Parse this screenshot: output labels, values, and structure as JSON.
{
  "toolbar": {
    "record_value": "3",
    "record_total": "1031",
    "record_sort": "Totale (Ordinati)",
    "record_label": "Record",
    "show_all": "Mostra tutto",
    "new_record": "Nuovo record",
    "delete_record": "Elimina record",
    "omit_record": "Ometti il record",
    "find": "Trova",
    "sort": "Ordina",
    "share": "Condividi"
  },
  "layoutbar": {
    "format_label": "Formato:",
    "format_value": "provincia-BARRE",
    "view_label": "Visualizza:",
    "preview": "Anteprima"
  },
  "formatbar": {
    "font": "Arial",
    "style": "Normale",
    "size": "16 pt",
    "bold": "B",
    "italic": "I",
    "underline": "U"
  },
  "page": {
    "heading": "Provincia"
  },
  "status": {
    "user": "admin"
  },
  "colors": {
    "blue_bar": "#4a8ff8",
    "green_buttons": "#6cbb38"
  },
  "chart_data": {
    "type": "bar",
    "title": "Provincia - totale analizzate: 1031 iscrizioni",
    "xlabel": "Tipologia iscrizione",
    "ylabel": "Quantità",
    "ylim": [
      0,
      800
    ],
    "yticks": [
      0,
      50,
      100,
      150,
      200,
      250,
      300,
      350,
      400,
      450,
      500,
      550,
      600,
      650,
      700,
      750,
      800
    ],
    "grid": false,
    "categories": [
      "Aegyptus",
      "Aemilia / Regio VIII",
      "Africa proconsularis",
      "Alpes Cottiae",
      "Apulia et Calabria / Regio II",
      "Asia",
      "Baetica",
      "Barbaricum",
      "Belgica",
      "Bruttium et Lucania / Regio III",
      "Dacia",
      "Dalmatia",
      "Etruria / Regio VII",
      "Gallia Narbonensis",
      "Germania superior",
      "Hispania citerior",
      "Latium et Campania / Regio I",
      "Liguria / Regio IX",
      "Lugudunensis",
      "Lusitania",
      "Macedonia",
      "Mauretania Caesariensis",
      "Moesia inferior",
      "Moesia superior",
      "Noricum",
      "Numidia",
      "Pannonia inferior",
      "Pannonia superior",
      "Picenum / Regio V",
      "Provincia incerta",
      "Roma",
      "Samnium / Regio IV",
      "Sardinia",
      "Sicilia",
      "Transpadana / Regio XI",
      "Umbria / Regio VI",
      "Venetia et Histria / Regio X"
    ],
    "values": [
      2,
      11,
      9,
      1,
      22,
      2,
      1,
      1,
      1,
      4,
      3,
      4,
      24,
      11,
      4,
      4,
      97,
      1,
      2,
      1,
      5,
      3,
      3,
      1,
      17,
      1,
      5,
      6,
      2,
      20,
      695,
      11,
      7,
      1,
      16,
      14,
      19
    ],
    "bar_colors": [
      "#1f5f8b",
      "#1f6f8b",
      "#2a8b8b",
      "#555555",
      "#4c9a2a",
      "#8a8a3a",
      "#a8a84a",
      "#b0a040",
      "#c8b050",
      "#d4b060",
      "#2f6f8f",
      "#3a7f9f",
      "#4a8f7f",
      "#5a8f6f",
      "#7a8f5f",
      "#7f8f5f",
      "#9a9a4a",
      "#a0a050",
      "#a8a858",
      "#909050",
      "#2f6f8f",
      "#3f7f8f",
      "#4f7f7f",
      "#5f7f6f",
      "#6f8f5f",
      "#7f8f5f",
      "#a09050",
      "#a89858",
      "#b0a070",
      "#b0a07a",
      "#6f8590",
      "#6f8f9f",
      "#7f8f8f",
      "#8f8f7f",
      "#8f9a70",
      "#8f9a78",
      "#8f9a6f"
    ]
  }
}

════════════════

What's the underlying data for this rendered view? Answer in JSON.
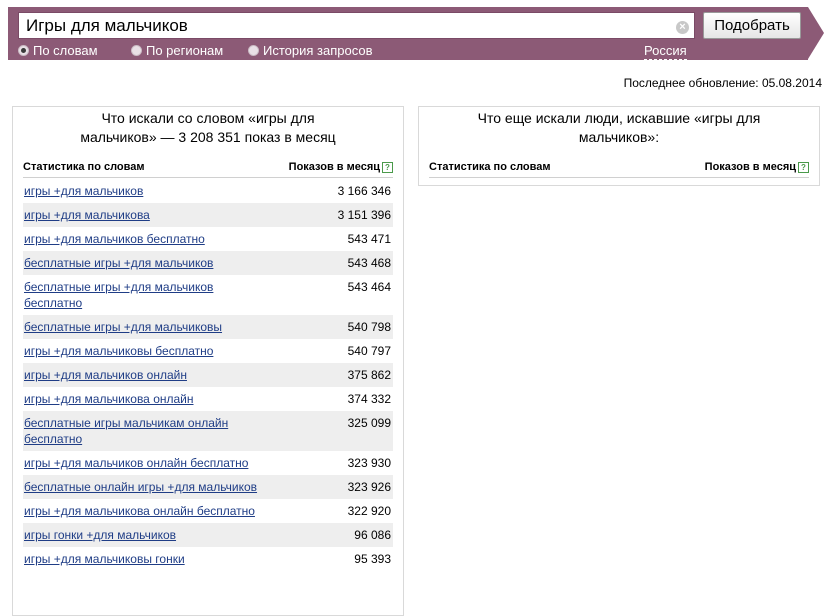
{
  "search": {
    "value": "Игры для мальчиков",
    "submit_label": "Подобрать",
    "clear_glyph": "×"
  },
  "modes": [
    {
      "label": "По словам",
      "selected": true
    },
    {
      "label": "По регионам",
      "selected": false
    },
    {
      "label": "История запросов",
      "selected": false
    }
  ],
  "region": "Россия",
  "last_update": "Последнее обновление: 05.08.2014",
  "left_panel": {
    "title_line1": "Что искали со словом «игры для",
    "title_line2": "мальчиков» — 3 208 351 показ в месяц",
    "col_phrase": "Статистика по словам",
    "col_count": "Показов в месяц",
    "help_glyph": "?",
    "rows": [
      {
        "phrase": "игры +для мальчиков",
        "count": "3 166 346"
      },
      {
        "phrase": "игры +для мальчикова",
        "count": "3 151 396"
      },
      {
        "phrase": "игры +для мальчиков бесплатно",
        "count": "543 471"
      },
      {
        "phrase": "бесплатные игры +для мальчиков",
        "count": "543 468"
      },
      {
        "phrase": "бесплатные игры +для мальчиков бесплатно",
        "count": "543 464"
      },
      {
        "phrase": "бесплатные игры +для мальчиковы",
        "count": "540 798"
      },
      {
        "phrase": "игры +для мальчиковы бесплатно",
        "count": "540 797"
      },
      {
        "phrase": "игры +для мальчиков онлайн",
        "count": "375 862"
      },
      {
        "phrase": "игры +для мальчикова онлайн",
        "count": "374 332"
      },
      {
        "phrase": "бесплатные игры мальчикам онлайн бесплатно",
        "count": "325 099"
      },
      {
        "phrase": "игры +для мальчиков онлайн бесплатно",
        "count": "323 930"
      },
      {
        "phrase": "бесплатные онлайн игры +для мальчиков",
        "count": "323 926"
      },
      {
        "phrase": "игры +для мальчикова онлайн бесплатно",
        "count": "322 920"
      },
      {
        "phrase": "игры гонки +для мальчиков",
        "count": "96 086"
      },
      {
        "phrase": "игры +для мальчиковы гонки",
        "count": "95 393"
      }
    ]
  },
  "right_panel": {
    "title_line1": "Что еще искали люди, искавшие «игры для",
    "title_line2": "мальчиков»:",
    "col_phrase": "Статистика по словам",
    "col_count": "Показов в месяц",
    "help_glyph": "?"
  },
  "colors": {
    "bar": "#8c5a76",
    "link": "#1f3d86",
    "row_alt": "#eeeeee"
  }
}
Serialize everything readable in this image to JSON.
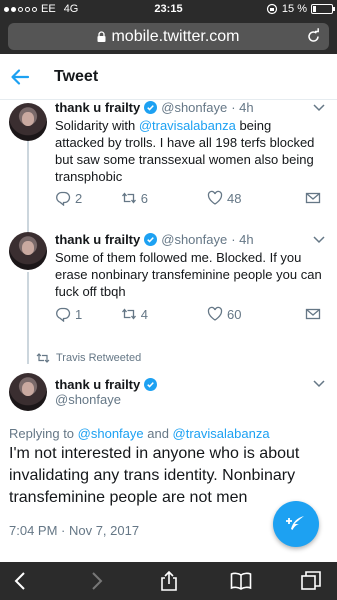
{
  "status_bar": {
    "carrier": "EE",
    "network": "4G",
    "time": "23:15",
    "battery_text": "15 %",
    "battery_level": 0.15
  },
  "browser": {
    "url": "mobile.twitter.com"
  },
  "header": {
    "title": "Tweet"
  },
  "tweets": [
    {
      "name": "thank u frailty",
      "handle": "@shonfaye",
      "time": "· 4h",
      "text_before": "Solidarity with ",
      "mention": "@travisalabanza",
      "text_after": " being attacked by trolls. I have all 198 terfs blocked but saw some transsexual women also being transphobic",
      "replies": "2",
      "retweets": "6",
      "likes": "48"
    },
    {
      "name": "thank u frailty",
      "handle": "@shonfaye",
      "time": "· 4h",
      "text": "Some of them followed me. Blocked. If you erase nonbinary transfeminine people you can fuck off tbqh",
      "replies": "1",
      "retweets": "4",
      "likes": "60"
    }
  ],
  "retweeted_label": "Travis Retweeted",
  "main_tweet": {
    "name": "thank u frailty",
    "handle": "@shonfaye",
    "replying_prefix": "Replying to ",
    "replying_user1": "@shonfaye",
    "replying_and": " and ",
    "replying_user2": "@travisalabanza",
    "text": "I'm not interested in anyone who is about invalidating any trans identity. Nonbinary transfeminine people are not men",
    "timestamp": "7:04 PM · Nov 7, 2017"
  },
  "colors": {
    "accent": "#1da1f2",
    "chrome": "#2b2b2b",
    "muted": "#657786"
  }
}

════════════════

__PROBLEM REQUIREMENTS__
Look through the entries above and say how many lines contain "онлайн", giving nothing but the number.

__SOLVED PROBLEM__
6